    They do indeed. Trump’s name is going to be all over it when 6 months pass and Congress has done nothing. See, these are generally considered to be the “good ones” – they’re not drug dealers cartels sent to America, bad hombres as he said. Dreamers have jobs, go to school, serve in the military and generally contribute to our society the way Americans traditionally think immigrants should do. They are productive (non) citizens who would LOVE to not be illegal anymore. Their only problem is their parents broke the law and screwed them over – even if they try to do things the “right way” they are hamstrung by laws that punish them for another’s crime.

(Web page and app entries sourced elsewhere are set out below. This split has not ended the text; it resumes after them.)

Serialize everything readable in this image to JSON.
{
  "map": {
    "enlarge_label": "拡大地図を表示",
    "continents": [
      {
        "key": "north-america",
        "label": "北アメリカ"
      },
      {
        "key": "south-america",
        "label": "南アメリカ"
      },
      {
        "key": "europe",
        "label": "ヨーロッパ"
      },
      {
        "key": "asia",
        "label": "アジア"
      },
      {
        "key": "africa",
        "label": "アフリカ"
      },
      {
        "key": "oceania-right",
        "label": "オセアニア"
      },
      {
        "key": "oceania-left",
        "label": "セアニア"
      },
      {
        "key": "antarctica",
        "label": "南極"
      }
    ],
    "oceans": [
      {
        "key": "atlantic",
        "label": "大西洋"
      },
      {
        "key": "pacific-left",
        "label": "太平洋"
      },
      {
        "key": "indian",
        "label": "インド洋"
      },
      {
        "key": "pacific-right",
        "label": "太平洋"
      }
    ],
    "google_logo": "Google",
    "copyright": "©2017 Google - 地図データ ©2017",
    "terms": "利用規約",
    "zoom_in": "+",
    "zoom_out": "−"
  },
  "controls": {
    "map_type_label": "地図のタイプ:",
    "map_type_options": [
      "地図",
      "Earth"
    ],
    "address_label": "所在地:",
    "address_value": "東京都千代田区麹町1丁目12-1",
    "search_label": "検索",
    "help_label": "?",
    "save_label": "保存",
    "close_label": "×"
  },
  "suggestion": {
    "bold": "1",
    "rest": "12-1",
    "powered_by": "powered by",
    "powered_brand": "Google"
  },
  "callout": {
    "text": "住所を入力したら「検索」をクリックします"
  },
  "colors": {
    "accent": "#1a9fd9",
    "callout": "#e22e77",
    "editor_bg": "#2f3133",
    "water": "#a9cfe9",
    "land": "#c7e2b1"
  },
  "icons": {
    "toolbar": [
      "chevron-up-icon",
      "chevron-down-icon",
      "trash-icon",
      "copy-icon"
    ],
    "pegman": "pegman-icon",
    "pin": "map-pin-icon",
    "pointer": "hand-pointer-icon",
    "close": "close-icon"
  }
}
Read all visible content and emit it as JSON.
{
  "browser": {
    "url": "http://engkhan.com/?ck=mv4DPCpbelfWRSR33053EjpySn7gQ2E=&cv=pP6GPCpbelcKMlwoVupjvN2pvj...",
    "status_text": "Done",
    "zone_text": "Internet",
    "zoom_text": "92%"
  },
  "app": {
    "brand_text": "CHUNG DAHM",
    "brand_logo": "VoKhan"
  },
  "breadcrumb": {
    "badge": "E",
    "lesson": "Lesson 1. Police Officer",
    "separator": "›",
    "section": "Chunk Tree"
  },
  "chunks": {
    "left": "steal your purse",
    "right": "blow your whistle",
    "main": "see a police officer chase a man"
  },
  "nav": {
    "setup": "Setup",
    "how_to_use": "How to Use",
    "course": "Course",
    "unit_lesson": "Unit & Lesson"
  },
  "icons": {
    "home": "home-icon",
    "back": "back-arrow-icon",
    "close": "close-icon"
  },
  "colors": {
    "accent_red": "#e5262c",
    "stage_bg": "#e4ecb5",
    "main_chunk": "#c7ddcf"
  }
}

    For all his talk about “law’s the law” he misses the point that these laws were not designed to deal with secondary victims aka the children who had no say in their illegal status. Trump’s picking a fight he’s going to lose. Congress will do nothing and then it will fall back to him: keep your campaign promise or piss off whole chunks of the country who realize how unfair this all is. The public isn’t against the Dreamers as they are not generally perceived as the “bad ones” when illegal immigration comes up. Already, there’s people stating there should be exemptions for the ones in the military, indicting the public won’t turn on them like Trump wants.

    Like or Dislike: Thumb up 0 Thumb down 0

  22. Just 'nutha ig'nint cracker says:

    @Tyrell: I’m going to stand my ground here. People who voted for Donald Trump are either feeble minded (in the colloquial sense), irresponsible, or driven by malice. I’m an old guy now, too, and know of no particular evidence that demonstrates that school teachers, police officers, nurses, car sales people, or insurance agents are exempt from having their decision processes affected by rank stupidity (imbeciles, in the colloquial sense), irresponsibility, or malice.

    I appreciate your attempt to give these poxes on our society the cover of saying “see, ordinarily good people can vote for Trump, too,” but I’m not buying it any longer. Good people simply don’t do the kinds of things Republicans do. It’s not ideological anymore. It’s sociopathic.

    Like or Dislike: Thumb up 0 Thumb down 0